What About When Scientists Disagree With the Bible?

By Daniel DeWitt

Science is not a body of facts that can be compatible or incompatible with the Christian faith. Science is a tool for studying the world. As a tool, science can no more be in conflict with faith in God than a wrench or hammer.

In his book “Advice to a Young Scientist,” Nobel-Prize winning scientist Sir Peter Medawar simply defines science as “all exploratory activities of which the purpose is to come to a better understanding of the natural world.”

Christians certainly can, and certainly have, used the tool of science to explore and better understand the natural world. Another celebrated scientist, Johannes Kepler once described science as “thinking God’s thoughts after him.” Kepler referred to God because he was a devout Christian. In exploring the natural world with the tool of science, Kepler believed he had a glimpse into how God designed the universe to operate.

While science as a tool cannot contradict Scripture, scientists certainly can. As Professor John Lennox has pointed out, “Not every statement of a scientist is a statement of science.” Many contemporary scientists reject supernaturalism, the idea that there is anything outside of nature. Thus, they are opposed to any sort of supernatural claim apart from any evidence that might point towards God. That’s why many of the conclusions secular scientists might draw from their research will indeed contradict what the Bible teaches.
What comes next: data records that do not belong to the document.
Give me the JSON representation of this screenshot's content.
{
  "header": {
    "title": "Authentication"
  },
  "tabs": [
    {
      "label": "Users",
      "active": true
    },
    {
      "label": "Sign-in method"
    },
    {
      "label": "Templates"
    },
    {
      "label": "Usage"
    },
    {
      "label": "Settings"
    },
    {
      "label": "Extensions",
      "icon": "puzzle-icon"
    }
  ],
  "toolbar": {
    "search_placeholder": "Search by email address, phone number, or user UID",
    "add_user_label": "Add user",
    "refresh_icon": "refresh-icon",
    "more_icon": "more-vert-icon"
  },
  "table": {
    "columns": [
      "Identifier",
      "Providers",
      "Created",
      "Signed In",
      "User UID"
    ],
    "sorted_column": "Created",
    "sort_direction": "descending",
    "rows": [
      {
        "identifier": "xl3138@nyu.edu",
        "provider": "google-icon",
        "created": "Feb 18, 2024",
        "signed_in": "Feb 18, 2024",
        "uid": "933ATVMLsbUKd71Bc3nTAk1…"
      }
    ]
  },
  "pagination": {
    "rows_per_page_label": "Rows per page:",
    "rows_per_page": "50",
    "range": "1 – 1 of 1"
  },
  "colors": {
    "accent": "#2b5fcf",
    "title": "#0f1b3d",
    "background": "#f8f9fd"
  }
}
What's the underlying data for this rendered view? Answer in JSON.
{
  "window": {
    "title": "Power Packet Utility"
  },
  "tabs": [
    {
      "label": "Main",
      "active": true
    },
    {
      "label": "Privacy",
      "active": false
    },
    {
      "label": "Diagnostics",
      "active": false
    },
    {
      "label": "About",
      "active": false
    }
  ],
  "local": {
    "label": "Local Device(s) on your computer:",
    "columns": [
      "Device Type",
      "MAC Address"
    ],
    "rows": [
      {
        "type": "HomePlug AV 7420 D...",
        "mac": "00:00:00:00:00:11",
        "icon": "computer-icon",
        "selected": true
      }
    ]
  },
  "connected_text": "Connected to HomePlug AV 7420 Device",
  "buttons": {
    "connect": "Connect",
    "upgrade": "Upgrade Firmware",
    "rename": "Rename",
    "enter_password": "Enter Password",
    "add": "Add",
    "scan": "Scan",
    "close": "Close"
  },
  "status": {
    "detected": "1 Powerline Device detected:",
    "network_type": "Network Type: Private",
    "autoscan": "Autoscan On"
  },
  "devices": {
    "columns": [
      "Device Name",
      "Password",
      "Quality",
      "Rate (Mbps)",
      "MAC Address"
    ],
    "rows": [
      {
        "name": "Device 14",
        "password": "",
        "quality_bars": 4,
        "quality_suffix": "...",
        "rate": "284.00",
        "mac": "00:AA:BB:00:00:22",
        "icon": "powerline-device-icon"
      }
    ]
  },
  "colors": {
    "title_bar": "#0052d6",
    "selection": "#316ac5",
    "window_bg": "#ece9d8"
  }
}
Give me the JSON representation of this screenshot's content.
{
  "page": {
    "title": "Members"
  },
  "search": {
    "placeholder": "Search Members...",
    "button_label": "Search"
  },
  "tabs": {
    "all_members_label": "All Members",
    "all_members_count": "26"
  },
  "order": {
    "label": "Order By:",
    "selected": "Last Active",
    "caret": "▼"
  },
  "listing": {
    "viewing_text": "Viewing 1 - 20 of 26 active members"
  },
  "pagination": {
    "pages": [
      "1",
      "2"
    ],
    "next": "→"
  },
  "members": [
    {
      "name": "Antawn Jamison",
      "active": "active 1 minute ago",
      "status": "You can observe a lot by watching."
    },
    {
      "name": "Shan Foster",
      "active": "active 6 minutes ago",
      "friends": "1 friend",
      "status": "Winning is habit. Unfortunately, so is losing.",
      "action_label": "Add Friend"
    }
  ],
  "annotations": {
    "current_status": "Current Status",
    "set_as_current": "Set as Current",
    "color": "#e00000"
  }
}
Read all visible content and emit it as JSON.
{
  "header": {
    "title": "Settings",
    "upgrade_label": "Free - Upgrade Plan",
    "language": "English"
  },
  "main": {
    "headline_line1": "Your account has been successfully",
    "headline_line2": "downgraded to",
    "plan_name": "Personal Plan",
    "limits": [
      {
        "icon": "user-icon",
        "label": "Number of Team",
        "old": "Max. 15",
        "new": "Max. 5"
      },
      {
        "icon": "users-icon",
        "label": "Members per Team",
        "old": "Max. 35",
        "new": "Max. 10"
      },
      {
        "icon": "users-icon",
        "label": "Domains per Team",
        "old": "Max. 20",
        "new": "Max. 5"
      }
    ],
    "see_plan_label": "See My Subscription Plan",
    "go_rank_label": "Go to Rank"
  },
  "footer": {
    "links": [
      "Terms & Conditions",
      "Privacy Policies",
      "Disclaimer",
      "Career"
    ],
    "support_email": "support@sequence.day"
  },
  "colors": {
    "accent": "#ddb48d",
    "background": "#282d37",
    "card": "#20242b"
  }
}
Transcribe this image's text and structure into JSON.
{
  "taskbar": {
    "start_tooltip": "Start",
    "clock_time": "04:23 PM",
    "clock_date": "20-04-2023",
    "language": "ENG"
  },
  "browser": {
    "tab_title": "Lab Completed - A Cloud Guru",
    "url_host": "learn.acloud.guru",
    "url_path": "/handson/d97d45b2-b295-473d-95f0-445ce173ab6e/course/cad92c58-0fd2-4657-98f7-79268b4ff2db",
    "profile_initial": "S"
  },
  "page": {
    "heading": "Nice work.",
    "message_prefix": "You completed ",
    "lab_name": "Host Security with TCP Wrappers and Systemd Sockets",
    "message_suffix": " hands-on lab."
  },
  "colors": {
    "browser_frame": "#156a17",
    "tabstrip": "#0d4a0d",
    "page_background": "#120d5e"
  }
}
What should we do when the statements of scientists go against the Bible? I encourage my students to remember and think about these 10 principles when they face this issue related to the relationship between Christian faith and science:

  1. God is the creator of the cosmos (Gen. 1)
  2. God is the sustainer of the cosmos (Col. 1)
  3. God has revealed himself in nature (Rom. 1)
  4. God has revealed himself in Scripture (2 Tim. 3:16)
  5. The book of nature is fallen (Gen. 3, Rom. 8:22)
  6. The book of Scripture is inspired and inerrant (2 Pet. 1:21)
  7. Both nature and Scripture have to be interpreted.
  8. We approach issues of apparent contradictions with faith in
    God and trust in the Bible, and not as skeptics.
  9. The apparent conflict could come from (a) our
    misunderstanding of Scripture, (b) our misunderstanding of
    nature, or (c) our misunderstanding of both.
  10. At the end of human history, when all the facts are properly understood, there will be no conflict between Scripture and
    nature (Phil. 2:10-11).

It shouldn’t surprise us to know that unbelievers disagree with the Bible. There will be times when we feel isolated and in the minority because of our biblical convictions. The Bible teaches us to expect such things. But let us not trade our conviction in the trustworthiness of Scripture for the ever-changing consensus of modern day scientists (if such a consensus actually exists for however brief a moment of time).

Let us affirm with the Apostle Paul, “Let God be true, though everyone is a liar, as it is written: That you may be justified in your words and triumph when you judge” (Rom. 3:4).,

Published September 12, 2019

Daniel DeWitt

Daniel DeWitt (Ph.D., Southern Seminary) is the director of the Center for Biblical Apologetics & Public Christianity at Cedarville University. He is the author of multiple books and posts regularly at his blog, Theolatte.com.